Optimizing Non-Addictive Therapies to Treat Pain
The Research Need
More than 25 million Americans suffer from chronic pain, a highly debilitating medical condition that is complex and lacks effective treatments. Recent decades have seen an overreliance on opioids for chronic pain despite their poor ability to improve function. This overreliance has contributed to a significant and alarming epidemic of opioid use disorder. Therefore, the development of new therapies as viable alternatives to opioids is urgently needed.
About the Program
This program supports the development and preclinical optimization of safe, effective, and non-addictive small-molecule and biologic therapeutics to treat pain. This research includes optimization and early development of promising small molecules and biologic agents, studies that enable investigational new drug (IND) applications, and culminating in Phase I clinical trials. The goal of the program is to accelerate the development of promising small-molecule and biologic leads toward clinical trials.

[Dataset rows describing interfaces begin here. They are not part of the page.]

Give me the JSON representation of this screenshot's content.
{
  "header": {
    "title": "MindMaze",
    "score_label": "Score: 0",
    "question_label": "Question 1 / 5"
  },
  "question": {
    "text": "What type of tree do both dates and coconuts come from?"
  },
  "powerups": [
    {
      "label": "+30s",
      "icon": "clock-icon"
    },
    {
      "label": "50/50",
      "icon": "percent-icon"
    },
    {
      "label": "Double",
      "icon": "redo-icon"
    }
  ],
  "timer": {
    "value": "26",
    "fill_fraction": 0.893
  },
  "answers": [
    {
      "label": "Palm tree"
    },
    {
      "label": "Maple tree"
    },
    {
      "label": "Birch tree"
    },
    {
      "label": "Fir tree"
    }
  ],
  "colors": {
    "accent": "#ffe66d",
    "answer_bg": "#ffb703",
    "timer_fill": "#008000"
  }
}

Researchers plan to develop novel pain relievers with improved specificity, fewer side effects, and low risks of misuse or dependency. This research will use in vitro assays and animal studies to advance multiple drug candidates. In the long term, the research will advance low-risk treatment options for chronic pain toward clinical development.
To date, through the Helping to End Addiction Long-termSM Initiative, or NIH HEAL InitiativeSM, NIH has awarded five grants to research institutions and small businesses to support the development of non-addictive small molecules and biologic agents to treat chronic pain.

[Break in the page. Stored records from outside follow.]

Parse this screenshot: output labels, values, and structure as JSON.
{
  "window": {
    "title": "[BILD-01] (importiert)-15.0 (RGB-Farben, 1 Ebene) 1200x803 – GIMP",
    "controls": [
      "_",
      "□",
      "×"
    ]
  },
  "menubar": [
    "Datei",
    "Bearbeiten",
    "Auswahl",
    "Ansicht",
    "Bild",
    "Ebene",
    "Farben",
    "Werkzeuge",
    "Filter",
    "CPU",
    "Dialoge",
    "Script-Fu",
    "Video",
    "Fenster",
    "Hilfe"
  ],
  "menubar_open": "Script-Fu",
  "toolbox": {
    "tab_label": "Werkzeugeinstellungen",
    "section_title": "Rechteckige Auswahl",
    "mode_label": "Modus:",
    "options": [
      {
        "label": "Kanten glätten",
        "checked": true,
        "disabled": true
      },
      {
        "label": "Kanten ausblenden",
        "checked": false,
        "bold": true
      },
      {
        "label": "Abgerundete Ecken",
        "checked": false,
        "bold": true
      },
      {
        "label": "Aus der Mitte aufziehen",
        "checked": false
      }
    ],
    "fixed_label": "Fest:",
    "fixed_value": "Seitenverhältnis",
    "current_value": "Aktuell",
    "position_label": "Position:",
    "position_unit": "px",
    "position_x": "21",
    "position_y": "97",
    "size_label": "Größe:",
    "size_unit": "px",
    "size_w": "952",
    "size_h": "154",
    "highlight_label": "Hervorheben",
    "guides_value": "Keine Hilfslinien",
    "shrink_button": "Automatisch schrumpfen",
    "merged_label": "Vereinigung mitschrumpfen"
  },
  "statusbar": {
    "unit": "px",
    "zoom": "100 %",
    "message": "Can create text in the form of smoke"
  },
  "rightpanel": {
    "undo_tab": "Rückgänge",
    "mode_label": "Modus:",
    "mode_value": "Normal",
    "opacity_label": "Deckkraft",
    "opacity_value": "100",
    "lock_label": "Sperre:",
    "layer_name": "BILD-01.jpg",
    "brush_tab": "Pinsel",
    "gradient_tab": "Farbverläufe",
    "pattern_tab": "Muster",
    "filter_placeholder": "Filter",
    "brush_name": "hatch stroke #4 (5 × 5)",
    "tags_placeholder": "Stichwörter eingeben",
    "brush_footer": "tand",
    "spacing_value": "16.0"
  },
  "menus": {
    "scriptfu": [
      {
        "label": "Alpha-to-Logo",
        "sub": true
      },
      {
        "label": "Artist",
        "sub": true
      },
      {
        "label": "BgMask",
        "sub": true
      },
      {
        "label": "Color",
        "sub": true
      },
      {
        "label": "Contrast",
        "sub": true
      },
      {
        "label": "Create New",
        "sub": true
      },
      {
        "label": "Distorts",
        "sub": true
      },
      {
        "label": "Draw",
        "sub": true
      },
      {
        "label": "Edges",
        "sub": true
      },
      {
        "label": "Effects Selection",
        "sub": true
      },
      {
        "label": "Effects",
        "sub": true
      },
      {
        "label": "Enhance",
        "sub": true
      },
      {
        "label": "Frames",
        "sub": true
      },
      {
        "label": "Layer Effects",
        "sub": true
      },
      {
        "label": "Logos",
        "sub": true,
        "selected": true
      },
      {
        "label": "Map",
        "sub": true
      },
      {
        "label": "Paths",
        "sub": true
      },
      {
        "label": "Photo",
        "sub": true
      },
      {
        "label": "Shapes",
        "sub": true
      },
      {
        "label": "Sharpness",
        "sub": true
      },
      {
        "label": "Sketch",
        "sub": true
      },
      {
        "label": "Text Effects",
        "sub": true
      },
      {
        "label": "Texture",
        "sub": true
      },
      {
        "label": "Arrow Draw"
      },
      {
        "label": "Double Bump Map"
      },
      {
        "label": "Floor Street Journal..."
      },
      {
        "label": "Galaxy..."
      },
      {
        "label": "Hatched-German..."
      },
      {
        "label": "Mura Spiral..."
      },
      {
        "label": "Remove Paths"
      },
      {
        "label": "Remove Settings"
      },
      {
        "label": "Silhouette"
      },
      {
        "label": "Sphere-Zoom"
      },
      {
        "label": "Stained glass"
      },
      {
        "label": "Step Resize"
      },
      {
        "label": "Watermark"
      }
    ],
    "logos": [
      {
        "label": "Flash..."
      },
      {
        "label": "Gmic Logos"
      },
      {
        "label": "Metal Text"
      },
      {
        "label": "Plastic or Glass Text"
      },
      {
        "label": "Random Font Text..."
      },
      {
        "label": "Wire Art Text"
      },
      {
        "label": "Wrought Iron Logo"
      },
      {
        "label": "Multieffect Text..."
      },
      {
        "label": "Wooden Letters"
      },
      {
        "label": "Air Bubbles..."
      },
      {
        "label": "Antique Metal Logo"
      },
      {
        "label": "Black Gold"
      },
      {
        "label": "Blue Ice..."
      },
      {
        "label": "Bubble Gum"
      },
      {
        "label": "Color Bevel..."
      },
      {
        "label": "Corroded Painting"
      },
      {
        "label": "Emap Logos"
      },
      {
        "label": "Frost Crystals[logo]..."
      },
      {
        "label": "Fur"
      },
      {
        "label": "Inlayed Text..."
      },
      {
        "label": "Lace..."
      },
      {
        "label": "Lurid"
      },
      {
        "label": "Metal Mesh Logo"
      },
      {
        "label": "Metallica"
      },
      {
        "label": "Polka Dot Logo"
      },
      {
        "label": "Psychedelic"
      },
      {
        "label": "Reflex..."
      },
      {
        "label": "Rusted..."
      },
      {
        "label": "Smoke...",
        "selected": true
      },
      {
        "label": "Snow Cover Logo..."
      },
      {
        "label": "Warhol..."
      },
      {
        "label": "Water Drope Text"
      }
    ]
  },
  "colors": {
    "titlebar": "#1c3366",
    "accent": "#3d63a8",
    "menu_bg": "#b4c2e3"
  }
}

These research institutions and small businesses will undertake preclinical research and development that will provide new viable alternatives to opioids for treating pain. All of the program’s funded grants use biphasic cooperative agreements. The projects will be milestone driven and involve discovery and developmental research. Only the most promising projects will advance to the second phase of the program directed toward filing IND applications for clinical exploration and commercialization.
Through their awards, the research organizations will develop and optimize non-addictive small molecules and biologic agents for the treatment of chronic pain.
The awardees will conduct research to:
- Develop a novel antibody-drug conjugate for the targeted treatment of nerve pain
- Optimize a targeted central nervous system-penetrant small molecule to treat nerve pain
- Develop selective inhibitors of sodium channels to treat chronic pain
- Optimize a new MNK inhibitor to treat nerve pain
- 4e Therapeutics Inc. – Texas
- Johns Hopkins University – University of Maryland
- Knopp Biosciences, LLC – Pennsylvania
- University of California at Davis – California
- Vanderbilt University – Tennessee
- Weill Medical College of Cornell University – New York
Open Funding Opportunities
Closed Funding Opportunities
Participating NIH Institutes, Centers, and Offices
- Eunice Kennedy Shriver National Institute of Child Health and Human Development (NICHD)
- National Center for Complementary and Integrative Health (NCCIH)
- National Eye Institute (NEI)
- National Institute of Arthritis and Musculoskeletal and Skin Diseases (NIAMS)
- National Institute of Dental and Craniofacial Research (NIDCR)
- National Institute of Diabetes and Digestive and Kidney Diseases (NIDDK)
- National Institute of Neurological Disorders and Stroke (NINDS)
- National Institute on Alcohol Abuse and Alcoholism (NIAAA)
- National Institute on Drug Abuse (NIDA)
- Office of Research on Women’s Health (ORWH)